(Material for this exercise Opens)

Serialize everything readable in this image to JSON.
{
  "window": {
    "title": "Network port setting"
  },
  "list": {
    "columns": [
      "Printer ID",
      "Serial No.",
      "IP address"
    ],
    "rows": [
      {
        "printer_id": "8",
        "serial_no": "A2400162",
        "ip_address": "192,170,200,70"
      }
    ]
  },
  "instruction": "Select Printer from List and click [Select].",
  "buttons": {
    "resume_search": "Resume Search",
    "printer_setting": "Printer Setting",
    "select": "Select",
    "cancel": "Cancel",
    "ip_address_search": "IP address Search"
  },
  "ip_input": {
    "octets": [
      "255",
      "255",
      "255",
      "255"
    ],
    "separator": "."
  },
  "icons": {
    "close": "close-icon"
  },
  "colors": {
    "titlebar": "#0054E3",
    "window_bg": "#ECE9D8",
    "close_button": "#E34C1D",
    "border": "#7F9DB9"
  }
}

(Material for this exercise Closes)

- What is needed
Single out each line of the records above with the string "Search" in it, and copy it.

- Output for this exercise
    "resume_search": "Resume Search",
    "ip_address_search": "IP address Search"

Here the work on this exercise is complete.